--- Records for the exercise ---

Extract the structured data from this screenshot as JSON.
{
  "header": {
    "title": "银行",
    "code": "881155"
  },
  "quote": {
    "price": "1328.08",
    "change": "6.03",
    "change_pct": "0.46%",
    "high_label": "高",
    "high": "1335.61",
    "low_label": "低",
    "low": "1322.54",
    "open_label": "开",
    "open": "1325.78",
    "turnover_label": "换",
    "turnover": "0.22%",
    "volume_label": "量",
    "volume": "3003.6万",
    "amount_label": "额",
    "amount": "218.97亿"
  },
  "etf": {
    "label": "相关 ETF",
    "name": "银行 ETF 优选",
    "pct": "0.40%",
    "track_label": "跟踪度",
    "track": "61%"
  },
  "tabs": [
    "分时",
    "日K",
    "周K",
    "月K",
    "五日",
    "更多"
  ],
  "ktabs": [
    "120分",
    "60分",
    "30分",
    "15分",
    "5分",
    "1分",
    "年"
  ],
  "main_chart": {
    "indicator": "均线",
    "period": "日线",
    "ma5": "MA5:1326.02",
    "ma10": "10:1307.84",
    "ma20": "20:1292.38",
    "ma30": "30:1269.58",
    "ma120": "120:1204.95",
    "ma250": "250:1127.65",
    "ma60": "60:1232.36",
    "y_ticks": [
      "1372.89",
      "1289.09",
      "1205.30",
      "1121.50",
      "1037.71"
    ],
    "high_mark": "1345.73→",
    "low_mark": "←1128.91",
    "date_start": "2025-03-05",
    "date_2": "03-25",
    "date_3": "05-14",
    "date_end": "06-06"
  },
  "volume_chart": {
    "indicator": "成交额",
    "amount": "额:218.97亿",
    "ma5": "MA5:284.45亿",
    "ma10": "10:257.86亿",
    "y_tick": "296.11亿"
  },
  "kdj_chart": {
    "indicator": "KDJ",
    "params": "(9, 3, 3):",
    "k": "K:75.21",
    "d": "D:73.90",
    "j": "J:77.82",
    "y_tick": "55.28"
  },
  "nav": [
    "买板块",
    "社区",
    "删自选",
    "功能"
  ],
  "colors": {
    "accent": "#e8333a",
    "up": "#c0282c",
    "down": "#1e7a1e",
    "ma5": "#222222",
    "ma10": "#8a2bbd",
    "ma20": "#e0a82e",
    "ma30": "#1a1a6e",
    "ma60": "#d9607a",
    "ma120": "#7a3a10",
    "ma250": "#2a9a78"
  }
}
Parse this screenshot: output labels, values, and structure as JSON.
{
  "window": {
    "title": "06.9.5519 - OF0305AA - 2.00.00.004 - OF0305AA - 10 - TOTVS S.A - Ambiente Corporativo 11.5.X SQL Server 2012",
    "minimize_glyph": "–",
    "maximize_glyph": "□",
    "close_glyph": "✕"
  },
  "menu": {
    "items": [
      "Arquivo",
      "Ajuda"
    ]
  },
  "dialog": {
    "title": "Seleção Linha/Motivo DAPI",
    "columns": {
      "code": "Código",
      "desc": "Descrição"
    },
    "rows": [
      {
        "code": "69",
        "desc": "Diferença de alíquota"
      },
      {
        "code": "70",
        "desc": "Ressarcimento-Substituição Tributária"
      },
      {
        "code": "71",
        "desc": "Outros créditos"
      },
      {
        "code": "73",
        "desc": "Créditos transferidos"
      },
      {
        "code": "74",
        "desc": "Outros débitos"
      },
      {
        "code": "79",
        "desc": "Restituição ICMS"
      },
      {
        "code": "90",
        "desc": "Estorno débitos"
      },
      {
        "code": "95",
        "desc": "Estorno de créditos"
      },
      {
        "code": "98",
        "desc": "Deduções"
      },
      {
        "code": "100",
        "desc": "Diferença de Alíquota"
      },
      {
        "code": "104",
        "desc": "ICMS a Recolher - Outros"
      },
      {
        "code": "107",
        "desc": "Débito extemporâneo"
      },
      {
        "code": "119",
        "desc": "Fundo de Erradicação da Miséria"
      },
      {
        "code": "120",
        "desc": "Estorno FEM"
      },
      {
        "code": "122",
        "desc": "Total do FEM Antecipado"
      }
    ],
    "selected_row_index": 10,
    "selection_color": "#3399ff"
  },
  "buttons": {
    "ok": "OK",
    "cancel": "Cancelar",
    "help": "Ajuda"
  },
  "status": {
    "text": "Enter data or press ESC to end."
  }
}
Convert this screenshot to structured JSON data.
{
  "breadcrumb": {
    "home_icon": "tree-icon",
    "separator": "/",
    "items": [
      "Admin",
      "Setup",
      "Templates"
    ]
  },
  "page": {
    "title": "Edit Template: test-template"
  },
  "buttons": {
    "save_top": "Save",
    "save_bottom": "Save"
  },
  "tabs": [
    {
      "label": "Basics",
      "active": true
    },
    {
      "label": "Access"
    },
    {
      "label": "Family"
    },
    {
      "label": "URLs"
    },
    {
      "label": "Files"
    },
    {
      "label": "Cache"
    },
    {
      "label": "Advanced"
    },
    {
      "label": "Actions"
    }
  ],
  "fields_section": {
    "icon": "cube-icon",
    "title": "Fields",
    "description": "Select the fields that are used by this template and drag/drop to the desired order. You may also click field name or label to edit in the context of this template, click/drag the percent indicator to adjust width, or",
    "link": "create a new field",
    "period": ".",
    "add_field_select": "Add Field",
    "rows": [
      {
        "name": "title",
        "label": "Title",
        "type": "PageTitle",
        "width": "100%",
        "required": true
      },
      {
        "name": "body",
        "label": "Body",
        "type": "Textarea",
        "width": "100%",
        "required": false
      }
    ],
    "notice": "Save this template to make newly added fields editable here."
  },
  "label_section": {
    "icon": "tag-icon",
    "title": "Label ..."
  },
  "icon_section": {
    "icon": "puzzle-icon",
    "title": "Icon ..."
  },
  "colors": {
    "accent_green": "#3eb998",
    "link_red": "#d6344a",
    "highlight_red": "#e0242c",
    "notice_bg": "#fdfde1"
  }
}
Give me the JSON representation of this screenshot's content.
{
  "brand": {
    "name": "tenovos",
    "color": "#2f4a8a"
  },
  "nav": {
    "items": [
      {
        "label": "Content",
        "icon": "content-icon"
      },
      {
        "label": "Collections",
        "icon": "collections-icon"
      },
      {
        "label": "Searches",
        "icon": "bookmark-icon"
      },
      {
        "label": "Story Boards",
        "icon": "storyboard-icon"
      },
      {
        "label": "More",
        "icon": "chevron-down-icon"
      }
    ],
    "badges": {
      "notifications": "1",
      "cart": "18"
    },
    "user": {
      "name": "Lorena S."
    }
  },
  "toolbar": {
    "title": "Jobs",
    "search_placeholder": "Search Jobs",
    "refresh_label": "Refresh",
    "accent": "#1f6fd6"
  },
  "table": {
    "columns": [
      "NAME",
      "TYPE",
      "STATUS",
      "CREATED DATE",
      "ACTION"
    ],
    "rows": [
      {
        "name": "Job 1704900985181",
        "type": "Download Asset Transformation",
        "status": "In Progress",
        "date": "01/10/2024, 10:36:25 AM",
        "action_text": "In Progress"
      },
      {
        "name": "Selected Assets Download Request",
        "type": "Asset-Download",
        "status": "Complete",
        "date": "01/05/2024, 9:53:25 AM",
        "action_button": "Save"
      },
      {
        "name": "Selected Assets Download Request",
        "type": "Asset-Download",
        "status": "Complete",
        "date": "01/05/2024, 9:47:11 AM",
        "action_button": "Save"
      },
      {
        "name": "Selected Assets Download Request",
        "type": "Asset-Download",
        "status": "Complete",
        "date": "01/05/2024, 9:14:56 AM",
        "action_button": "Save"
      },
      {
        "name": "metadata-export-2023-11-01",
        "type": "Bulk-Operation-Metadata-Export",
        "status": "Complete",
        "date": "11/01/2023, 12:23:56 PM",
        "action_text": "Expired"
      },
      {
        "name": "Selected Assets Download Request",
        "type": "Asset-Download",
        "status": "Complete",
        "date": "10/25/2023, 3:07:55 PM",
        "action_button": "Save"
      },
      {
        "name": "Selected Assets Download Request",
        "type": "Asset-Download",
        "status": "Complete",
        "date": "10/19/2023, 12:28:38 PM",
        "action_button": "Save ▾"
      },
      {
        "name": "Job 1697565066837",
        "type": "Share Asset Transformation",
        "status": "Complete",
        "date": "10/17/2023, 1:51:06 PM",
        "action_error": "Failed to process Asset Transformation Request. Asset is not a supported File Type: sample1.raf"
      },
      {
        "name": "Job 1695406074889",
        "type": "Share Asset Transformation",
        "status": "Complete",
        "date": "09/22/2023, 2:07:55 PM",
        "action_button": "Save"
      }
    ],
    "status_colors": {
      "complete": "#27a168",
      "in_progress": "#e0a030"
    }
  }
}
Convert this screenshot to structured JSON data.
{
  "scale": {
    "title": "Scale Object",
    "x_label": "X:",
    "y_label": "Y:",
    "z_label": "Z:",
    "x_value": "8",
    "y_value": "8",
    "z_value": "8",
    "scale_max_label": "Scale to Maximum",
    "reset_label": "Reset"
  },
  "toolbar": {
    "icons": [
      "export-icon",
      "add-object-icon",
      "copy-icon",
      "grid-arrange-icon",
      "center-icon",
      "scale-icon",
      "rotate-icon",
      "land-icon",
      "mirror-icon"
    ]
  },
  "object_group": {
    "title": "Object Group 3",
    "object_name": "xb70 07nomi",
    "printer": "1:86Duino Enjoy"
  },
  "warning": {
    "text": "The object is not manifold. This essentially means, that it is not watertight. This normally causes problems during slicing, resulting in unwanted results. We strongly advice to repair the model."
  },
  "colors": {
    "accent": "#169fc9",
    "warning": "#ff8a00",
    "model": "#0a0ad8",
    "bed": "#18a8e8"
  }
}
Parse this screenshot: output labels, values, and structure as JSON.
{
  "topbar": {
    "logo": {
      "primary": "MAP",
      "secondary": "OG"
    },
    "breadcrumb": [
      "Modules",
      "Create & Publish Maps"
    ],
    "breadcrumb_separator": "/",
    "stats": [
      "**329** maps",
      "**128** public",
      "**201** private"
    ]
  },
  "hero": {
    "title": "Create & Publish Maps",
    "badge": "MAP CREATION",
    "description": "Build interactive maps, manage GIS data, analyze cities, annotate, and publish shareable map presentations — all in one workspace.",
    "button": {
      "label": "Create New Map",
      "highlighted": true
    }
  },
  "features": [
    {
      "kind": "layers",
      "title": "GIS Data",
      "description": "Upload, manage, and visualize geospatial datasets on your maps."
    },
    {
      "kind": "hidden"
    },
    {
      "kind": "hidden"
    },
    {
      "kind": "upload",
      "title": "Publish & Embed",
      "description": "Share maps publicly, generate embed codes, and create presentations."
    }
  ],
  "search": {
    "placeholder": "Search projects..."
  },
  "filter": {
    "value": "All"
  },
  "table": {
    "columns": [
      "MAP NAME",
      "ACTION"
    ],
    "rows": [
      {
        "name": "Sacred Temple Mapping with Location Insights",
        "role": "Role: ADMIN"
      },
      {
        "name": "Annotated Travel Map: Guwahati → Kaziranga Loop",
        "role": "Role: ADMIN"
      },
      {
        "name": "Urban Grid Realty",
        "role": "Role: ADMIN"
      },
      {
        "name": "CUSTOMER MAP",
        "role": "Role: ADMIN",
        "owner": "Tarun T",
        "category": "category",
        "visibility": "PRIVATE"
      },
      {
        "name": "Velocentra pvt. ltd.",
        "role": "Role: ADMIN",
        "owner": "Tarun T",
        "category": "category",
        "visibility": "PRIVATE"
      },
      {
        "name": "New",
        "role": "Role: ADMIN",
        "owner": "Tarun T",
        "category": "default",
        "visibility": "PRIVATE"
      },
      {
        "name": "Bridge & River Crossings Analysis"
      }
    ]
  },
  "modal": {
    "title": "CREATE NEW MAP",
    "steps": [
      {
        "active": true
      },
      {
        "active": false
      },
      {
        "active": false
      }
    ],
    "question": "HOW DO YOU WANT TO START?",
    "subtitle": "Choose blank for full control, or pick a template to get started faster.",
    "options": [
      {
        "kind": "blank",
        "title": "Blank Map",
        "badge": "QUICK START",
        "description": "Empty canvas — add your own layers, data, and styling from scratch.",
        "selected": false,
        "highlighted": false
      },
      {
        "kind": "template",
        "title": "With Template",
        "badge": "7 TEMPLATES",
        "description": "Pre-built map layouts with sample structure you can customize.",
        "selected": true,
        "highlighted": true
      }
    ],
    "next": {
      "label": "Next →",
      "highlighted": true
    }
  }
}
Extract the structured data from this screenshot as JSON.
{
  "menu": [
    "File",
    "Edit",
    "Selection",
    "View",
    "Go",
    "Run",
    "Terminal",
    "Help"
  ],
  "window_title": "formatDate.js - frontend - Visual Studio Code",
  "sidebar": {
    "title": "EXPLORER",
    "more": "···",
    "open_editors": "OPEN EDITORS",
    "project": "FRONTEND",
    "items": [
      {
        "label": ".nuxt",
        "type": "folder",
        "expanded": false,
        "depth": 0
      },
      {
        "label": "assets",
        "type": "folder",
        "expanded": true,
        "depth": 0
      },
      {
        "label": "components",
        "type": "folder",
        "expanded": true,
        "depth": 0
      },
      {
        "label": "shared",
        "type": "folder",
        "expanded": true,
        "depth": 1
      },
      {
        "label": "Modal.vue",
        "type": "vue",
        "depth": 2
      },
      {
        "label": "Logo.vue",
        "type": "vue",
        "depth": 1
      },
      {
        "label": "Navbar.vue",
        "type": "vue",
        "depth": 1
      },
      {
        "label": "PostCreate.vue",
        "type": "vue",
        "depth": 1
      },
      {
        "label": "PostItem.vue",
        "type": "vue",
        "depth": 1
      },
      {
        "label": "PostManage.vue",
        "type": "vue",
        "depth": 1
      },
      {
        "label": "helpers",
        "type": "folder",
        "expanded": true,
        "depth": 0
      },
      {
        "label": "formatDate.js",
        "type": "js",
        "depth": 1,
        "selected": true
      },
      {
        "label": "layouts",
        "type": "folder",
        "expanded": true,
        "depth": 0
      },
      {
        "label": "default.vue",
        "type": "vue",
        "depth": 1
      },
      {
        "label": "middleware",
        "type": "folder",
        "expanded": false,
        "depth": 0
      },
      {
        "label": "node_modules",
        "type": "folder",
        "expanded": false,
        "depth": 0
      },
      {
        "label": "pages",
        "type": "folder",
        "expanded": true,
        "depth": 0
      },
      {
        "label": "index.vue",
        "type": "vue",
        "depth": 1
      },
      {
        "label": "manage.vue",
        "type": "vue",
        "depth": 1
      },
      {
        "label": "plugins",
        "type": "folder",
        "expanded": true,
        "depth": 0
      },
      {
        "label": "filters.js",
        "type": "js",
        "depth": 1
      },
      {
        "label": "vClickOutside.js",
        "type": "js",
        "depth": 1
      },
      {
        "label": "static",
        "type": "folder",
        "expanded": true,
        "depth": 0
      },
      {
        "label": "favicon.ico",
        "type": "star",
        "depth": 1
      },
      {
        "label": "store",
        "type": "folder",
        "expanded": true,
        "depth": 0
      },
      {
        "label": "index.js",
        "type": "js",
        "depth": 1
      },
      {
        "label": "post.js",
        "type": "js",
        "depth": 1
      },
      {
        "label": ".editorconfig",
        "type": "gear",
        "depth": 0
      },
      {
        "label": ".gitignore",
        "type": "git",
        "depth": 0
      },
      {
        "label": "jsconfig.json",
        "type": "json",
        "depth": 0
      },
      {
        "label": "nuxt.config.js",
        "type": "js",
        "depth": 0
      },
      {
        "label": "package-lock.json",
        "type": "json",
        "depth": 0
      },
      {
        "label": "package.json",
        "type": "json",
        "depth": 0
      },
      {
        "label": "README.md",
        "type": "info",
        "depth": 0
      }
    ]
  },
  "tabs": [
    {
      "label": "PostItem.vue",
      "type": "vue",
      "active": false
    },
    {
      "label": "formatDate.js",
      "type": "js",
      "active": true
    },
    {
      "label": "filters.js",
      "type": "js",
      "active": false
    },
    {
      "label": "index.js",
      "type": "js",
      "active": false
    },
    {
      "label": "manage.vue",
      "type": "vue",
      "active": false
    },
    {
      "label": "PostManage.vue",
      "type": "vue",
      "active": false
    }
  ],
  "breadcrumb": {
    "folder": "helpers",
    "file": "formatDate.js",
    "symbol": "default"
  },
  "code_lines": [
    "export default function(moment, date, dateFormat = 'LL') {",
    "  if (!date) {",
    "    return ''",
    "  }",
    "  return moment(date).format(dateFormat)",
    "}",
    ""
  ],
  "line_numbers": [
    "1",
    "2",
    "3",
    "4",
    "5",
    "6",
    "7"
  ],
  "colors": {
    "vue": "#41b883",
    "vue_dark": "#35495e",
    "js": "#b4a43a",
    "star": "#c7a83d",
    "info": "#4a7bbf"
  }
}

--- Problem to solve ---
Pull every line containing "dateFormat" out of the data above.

--- Your response ---
    "export default function(moment, date, dateFormat = 'LL') {",
    "  return moment(date).format(dateFormat)",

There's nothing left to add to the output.